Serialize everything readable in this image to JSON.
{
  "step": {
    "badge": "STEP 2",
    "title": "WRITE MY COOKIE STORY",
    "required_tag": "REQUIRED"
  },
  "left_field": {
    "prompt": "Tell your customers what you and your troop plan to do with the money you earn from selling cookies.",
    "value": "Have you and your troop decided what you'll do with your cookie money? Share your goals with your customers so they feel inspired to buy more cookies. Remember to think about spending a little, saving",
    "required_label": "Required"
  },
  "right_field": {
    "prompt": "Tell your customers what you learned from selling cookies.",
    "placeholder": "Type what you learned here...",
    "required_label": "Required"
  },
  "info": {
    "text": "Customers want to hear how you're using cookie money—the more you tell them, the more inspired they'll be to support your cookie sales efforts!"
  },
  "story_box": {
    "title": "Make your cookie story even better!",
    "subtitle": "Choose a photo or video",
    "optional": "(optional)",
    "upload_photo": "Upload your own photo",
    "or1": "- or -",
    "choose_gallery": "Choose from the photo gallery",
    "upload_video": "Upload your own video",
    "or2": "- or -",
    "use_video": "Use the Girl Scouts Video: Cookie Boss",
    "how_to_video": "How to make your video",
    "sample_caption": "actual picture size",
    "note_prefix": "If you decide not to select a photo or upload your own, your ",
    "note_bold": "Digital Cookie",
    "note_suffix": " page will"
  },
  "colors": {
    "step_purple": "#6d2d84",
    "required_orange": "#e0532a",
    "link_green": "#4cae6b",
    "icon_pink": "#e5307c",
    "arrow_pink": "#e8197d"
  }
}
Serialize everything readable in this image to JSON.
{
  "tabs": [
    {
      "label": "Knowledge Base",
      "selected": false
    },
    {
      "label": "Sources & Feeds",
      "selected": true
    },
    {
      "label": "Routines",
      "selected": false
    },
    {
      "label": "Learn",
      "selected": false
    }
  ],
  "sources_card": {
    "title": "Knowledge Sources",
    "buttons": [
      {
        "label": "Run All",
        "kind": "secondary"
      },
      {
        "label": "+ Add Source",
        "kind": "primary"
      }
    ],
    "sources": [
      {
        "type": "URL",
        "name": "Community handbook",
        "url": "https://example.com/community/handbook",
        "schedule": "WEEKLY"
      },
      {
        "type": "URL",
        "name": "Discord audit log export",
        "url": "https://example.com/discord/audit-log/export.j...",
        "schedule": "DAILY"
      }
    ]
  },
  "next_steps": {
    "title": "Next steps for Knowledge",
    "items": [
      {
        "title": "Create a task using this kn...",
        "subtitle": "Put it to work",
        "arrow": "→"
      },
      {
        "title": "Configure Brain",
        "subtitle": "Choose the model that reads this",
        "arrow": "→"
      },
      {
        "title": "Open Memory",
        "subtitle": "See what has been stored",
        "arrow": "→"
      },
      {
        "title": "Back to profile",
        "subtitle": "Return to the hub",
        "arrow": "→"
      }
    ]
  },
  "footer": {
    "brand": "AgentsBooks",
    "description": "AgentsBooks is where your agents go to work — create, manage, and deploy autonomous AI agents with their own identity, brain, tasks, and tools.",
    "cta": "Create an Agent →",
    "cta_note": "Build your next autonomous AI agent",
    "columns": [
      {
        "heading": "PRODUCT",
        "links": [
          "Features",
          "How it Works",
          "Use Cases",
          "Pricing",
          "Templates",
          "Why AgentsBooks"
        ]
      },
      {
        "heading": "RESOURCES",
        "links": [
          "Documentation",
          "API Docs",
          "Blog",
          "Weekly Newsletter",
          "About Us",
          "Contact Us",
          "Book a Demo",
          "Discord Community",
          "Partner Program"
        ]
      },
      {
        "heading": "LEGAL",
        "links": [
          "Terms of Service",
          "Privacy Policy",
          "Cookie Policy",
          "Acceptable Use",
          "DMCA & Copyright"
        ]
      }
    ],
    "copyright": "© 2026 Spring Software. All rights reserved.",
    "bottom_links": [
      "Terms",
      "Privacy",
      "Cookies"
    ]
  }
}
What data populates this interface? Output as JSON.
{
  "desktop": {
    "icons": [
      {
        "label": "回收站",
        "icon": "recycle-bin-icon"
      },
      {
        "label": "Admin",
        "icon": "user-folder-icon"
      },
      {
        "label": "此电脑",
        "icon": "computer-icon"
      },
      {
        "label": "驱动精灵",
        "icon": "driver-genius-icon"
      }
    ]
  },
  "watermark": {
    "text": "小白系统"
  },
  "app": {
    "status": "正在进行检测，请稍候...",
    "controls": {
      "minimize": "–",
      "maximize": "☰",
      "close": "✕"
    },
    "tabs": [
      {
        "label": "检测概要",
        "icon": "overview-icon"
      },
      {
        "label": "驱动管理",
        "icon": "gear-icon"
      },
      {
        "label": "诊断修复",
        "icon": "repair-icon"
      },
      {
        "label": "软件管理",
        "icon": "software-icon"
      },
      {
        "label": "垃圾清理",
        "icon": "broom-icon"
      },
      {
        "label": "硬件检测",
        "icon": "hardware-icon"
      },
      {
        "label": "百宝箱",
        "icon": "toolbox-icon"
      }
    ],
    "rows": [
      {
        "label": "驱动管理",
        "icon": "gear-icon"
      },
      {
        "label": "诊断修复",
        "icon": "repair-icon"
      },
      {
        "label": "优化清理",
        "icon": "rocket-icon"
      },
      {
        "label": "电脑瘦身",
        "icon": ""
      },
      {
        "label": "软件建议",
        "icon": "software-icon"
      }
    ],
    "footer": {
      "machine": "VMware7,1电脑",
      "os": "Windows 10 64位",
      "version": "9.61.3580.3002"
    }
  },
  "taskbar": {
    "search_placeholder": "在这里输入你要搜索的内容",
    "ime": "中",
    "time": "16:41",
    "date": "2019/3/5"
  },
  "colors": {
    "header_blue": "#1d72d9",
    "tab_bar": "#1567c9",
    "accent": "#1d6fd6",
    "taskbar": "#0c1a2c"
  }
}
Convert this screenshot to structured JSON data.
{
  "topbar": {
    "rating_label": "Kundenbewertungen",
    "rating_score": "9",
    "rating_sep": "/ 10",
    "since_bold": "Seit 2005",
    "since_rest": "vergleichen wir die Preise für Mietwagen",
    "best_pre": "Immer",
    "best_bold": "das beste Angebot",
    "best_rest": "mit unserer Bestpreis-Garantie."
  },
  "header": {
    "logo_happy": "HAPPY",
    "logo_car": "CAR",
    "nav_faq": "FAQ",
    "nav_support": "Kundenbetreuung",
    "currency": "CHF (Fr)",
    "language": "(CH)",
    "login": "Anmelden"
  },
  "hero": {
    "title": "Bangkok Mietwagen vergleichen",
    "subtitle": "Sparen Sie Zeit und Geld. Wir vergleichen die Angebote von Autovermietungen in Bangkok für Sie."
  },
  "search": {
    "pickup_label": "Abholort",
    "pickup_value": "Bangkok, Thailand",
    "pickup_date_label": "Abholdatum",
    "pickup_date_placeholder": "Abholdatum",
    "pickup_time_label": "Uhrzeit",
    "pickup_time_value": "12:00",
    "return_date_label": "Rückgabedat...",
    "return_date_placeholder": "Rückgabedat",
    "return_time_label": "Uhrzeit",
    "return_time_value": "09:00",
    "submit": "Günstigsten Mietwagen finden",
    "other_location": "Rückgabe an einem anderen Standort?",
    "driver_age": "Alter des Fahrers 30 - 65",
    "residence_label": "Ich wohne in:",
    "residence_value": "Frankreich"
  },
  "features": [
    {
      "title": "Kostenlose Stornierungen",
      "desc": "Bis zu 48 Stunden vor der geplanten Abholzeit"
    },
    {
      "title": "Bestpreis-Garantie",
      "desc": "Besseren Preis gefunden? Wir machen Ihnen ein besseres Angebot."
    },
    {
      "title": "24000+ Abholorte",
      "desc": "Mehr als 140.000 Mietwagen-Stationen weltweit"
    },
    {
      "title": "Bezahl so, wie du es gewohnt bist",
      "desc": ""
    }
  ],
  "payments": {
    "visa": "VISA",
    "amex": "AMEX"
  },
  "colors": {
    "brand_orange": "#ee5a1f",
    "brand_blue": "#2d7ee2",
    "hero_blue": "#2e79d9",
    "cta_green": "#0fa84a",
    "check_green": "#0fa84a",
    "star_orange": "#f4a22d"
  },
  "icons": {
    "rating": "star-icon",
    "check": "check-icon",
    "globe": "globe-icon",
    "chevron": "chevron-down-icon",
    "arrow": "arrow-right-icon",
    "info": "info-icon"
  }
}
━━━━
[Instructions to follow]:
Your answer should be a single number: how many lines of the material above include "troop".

[Written response]:
2